The following is an example of the differences in image rendering - taken from Google's web-site.

Original Pic:

After iHug accelerator:

The quality difference is quite marked in these two photos, imagine this on a full size photograph with a much larger number of colours and tones you can begin to see the difference in image quality that could require pages to be reloaded when surfing for images.

Attempts to disable the accelerator to improve image quality became problematic, repeated refreshes, deleting IE's temporary files, and eventually rebooting the machine all failed to improve the image quality, leading me to believe it is still drawing the images from a cache somewhere.

Downloading files such as executables, zips etc was unaffected in any noticeable form - no faster than normal surfing.

On completion of a 45 minute browsing session the software proceeded to inform me that it had increased my internet speed on average 2.7 times - this is quite a believable figure, however personally the quality compromise did not seem to be worth it.

Miscellaneous Notes:

When dialled up to another ISP (Actrix, Paradise) the software did not function - images were left unchanged, browsing speed at normal, however the software still displayed it's usual diagonal arrows indicating data transfer. This could be misleading as it wasn't actually affecting the connection.

I am assuming image manipulation (resizing etc) is done on the fly, so the software requests images from a server, the accelerator server then grabs the images, compresses them, and forwards them on to the receiving PC. I see this requiring a rather powerful machine to manipulate potentially thousands of images a minute - just a thought.

Software does seem to leave some hooks in Windows, whilst attempting to refresh a Google page whilst using the iHug connection, the request died giving me a "Page cannot be displayed" error. Repeated refreshes, a disconnect and reconnect, connecting to another ISP all failed to resolve this - it required a reboot to resolve (assumptively clearing the W98 DNS cache or similar) which wasn't the best.

I could not get the software to disable whilst browsing, if a page was displayed with the lower-res images, if I disabled the software and attempted to refresh the page I would get "Page cannot be displayed" until I re-enabled the software - not good if one is wanting to get around the image compression to see the original unaltered image.

Overall

The average home user browsing sites that are text based will probably notice no major performance increase from using the software - sites such as www.stuff.co.nz which have a minimal amount of images were loading in respectable times both with and without the accelerator package.

If a user is browsing large number of graphics intensive web-sites such as www.nzoom.com, wallpaper sample sites, and other image plentiful sites, the increased speed is extremely noticeable, and actually makes quite a pleasant browsing experience on dial-up. Unfortunately for my personal tastes, the loss of image quality versus speed advantage was too great - I preferred the images without all the compression artifact.

whiskeytangofoxtrot
25-11-2003, 11:01 PM
Oh, just as an aside, I don't work for PC Co - that just happened to be the only unused machine lying around the office I could chuck 98 on.

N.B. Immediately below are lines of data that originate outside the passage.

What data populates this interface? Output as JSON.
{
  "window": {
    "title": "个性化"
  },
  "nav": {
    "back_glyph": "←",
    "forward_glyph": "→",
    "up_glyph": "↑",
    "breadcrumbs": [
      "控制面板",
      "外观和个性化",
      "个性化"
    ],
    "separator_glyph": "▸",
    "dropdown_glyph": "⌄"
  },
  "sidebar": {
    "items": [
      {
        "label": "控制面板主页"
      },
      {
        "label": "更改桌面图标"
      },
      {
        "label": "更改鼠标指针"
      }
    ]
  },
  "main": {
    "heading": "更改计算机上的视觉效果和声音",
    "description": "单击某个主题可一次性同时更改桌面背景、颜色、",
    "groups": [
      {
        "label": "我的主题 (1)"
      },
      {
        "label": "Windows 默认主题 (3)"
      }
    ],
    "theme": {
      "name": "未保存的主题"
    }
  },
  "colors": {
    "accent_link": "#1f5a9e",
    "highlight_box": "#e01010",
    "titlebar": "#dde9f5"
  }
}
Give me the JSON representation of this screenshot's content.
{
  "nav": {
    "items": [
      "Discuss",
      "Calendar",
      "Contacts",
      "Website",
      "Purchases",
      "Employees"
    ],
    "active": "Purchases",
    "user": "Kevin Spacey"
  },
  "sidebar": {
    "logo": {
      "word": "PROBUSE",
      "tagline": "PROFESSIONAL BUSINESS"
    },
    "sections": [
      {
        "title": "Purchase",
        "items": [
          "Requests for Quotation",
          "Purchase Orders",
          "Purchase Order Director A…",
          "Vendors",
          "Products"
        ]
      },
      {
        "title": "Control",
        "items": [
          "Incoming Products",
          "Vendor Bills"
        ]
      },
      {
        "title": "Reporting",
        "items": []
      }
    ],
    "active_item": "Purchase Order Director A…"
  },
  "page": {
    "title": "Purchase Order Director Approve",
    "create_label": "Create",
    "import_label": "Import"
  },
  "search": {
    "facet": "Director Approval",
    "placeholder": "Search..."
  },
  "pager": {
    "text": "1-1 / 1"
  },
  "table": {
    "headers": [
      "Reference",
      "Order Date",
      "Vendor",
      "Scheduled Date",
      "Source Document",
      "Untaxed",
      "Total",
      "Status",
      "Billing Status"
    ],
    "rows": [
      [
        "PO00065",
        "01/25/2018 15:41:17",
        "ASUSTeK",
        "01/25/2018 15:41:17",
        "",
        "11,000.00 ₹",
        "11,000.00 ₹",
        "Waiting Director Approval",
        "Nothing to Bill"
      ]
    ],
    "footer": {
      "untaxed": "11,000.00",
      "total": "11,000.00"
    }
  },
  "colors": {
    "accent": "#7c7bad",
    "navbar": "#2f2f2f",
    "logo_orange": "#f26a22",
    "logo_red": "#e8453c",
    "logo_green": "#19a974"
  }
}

JJJJJ
26-11-2003, 04:52 AM
Speed increase is marginal at best. I found there were several URL's I could not load. Click on them and an X appeared over the mouse pointer, and nothing else happened.
I have got rid of it.
Jack